Material for this task —
________________________

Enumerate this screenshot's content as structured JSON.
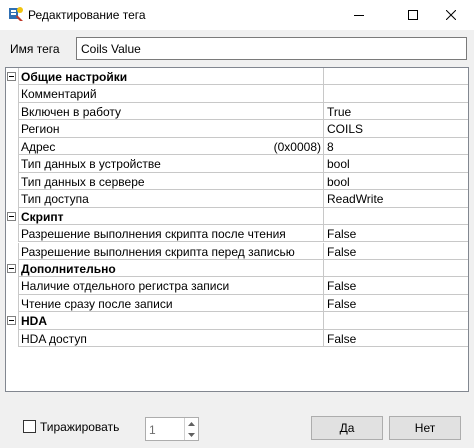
{
  "window": {
    "title": "Редактирование тега",
    "icon": "app-icon",
    "controls": [
      "minimize-icon",
      "maximize-icon",
      "close-icon"
    ]
  },
  "tag_name": {
    "label": "Имя тега",
    "value": "Coils Value"
  },
  "grid": {
    "rows": [
      {
        "type": "category",
        "name": "Общие настройки",
        "value": ""
      },
      {
        "type": "property",
        "name": "Комментарий",
        "value": ""
      },
      {
        "type": "property",
        "name": "Включен в работу",
        "value": "True"
      },
      {
        "type": "property",
        "name": "Регион",
        "value": "COILS"
      },
      {
        "type": "property",
        "name": "Адрес",
        "extra": "(0x0008)",
        "value": "8"
      },
      {
        "type": "property",
        "name": "Тип данных в устройстве",
        "value": "bool"
      },
      {
        "type": "property",
        "name": "Тип данных в сервере",
        "value": "bool"
      },
      {
        "type": "property",
        "name": "Тип доступа",
        "value": "ReadWrite"
      },
      {
        "type": "category",
        "name": "Скрипт",
        "value": ""
      },
      {
        "type": "property",
        "name": "Разрешение выполнения скрипта после чтения",
        "value": "False"
      },
      {
        "type": "property",
        "name": "Разрешение выполнения скрипта перед записью",
        "value": "False"
      },
      {
        "type": "category",
        "name": "Дополнительно",
        "value": ""
      },
      {
        "type": "property",
        "name": "Наличие отдельного регистра записи",
        "value": "False"
      },
      {
        "type": "property",
        "name": "Чтение сразу после записи",
        "value": "False"
      },
      {
        "type": "category",
        "name": "HDA",
        "value": ""
      },
      {
        "type": "property",
        "name": "HDA доступ",
        "value": "False"
      }
    ]
  },
  "footer": {
    "replicate_label": "Тиражировать",
    "replicate_checked": false,
    "count_value": "1",
    "ok_label": "Да",
    "cancel_label": "Нет"
  }
}
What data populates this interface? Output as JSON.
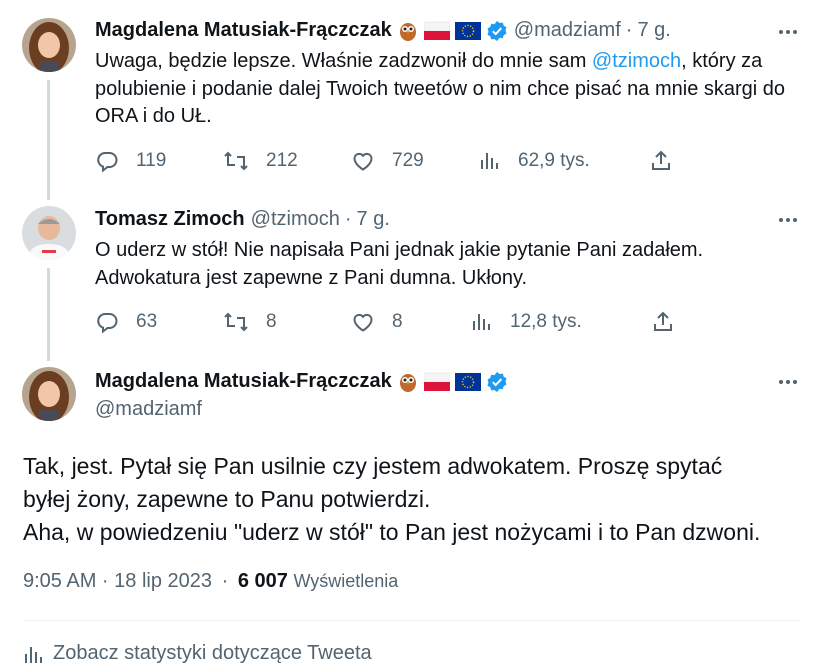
{
  "tweets": [
    {
      "name": "Magdalena Matusiak-Frączczak",
      "handle": "@madziamf",
      "sep": "·",
      "time": "7 g.",
      "text_before": "Uwaga, będzie lepsze. Właśnie zadzwonił do mnie sam ",
      "mention": "@tzimoch",
      "text_after": ", który za polubienie i podanie dalej Twoich tweetów o nim chce pisać na mnie skargi do ORA i do UŁ.",
      "replies": "119",
      "retweets": "212",
      "likes": "729",
      "views": "62,9 tys."
    },
    {
      "name": "Tomasz Zimoch",
      "handle": "@tzimoch",
      "sep": "·",
      "time": "7 g.",
      "text": "O uderz w stół! Nie napisała Pani jednak jakie pytanie Pani zadałem. Adwokatura jest zapewne z Pani dumna. Ukłony.",
      "replies": "63",
      "retweets": "8",
      "likes": "8",
      "views": "12,8 tys."
    }
  ],
  "main": {
    "name": "Magdalena Matusiak-Frączczak",
    "handle": "@madziamf",
    "text_lines": [
      "Tak, jest. Pytał się Pan usilnie czy jestem adwokatem. Proszę spytać",
      "byłej żony, zapewne to Panu potwierdzi.",
      "Aha, w powiedzeniu \"uderz w stół\" to Pan jest nożycami i to Pan dzwoni."
    ],
    "datetime": "9:05 AM · 18 lip 2023",
    "sep": "·",
    "views_count": "6 007",
    "views_label": "Wyświetlenia",
    "stats_link": "Zobacz statystyki dotyczące Tweeta"
  },
  "colors": {
    "accent": "#1d9bf0",
    "secondary_text": "#536471",
    "verified": "#1d9bf0",
    "thread_line": "#cfd9de"
  },
  "icons": [
    "reply-icon",
    "retweet-icon",
    "like-icon",
    "views-icon",
    "share-icon",
    "more-icon",
    "verified-badge-icon",
    "owl-emoji",
    "poland-flag-emoji",
    "eu-flag-emoji",
    "analytics-icon"
  ]
}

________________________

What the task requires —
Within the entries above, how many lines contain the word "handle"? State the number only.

Task solution —
3